#### DESCRIPTION OF THE TASK:
Extract all lines from the data beneath that include the word "DualVega".

BEGIN THE INPUT

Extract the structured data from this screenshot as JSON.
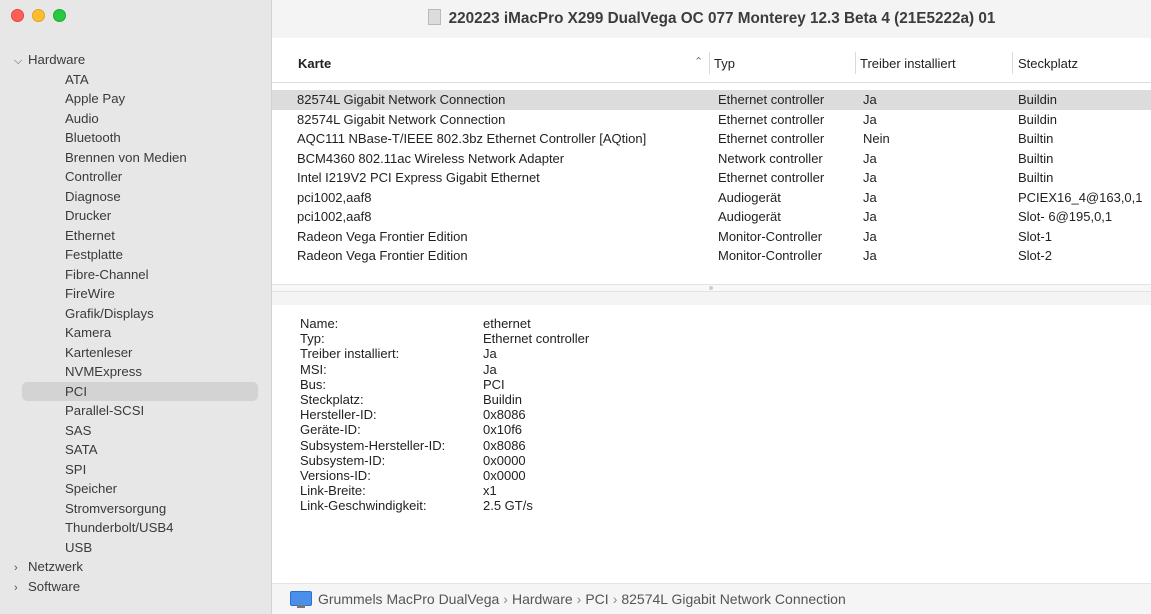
{
  "window": {
    "title": "220223 iMacPro X299 DualVega OC 077 Monterey 12.3 Beta 4 (21E5222a) 01"
  },
  "sidebar": {
    "hardware_label": "Hardware",
    "hardware_items": [
      "ATA",
      "Apple Pay",
      "Audio",
      "Bluetooth",
      "Brennen von Medien",
      "Controller",
      "Diagnose",
      "Drucker",
      "Ethernet",
      "Festplatte",
      "Fibre-Channel",
      "FireWire",
      "Grafik/Displays",
      "Kamera",
      "Kartenleser",
      "NVMExpress",
      "PCI",
      "Parallel-SCSI",
      "SAS",
      "SATA",
      "SPI",
      "Speicher",
      "Stromversorgung",
      "Thunderbolt/USB4",
      "USB"
    ],
    "selected": "PCI",
    "network_label": "Netzwerk",
    "software_label": "Software"
  },
  "table": {
    "headers": [
      "Karte",
      "Typ",
      "Treiber installiert",
      "Steckplatz"
    ],
    "rows": [
      [
        "82574L Gigabit Network Connection",
        "Ethernet controller",
        "Ja",
        "Buildin"
      ],
      [
        "82574L Gigabit Network Connection",
        "Ethernet controller",
        "Ja",
        "Buildin"
      ],
      [
        "AQC111 NBase-T/IEEE 802.3bz Ethernet Controller [AQtion]",
        "Ethernet controller",
        "Nein",
        "Builtin"
      ],
      [
        "BCM4360 802.11ac Wireless Network Adapter",
        "Network controller",
        "Ja",
        "Builtin"
      ],
      [
        "Intel I219V2 PCI Express Gigabit Ethernet",
        "Ethernet controller",
        "Ja",
        "Builtin"
      ],
      [
        "pci1002,aaf8",
        "Audiogerät",
        "Ja",
        "PCIEX16_4@163,0,1"
      ],
      [
        "pci1002,aaf8",
        "Audiogerät",
        "Ja",
        "Slot- 6@195,0,1"
      ],
      [
        "Radeon Vega Frontier Edition",
        "Monitor-Controller",
        "Ja",
        "Slot-1"
      ],
      [
        "Radeon Vega Frontier Edition",
        "Monitor-Controller",
        "Ja",
        "Slot-2"
      ]
    ]
  },
  "details": [
    [
      "Name:",
      "ethernet"
    ],
    [
      "Typ:",
      "Ethernet controller"
    ],
    [
      "Treiber installiert:",
      "Ja"
    ],
    [
      "MSI:",
      "Ja"
    ],
    [
      "Bus:",
      "PCI"
    ],
    [
      "Steckplatz:",
      "Buildin"
    ],
    [
      "Hersteller-ID:",
      "0x8086"
    ],
    [
      "Geräte-ID:",
      "0x10f6"
    ],
    [
      "Subsystem-Hersteller-ID:",
      "0x8086"
    ],
    [
      "Subsystem-ID:",
      "0x0000"
    ],
    [
      "Versions-ID:",
      "0x0000"
    ],
    [
      "Link-Breite:",
      "x1"
    ],
    [
      "Link-Geschwindigkeit:",
      "2.5 GT/s"
    ]
  ],
  "footer": {
    "path": [
      "Grummels MacPro DualVega",
      "Hardware",
      "PCI",
      "82574L Gigabit Network Connection"
    ]
  }
}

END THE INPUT

#### SOLUTION FOR THIS TASK:
    "title": "220223 iMacPro X299 DualVega OC 077 Monterey 12.3 Beta 4 (21E5222a) 01"
      "Grummels MacPro DualVega",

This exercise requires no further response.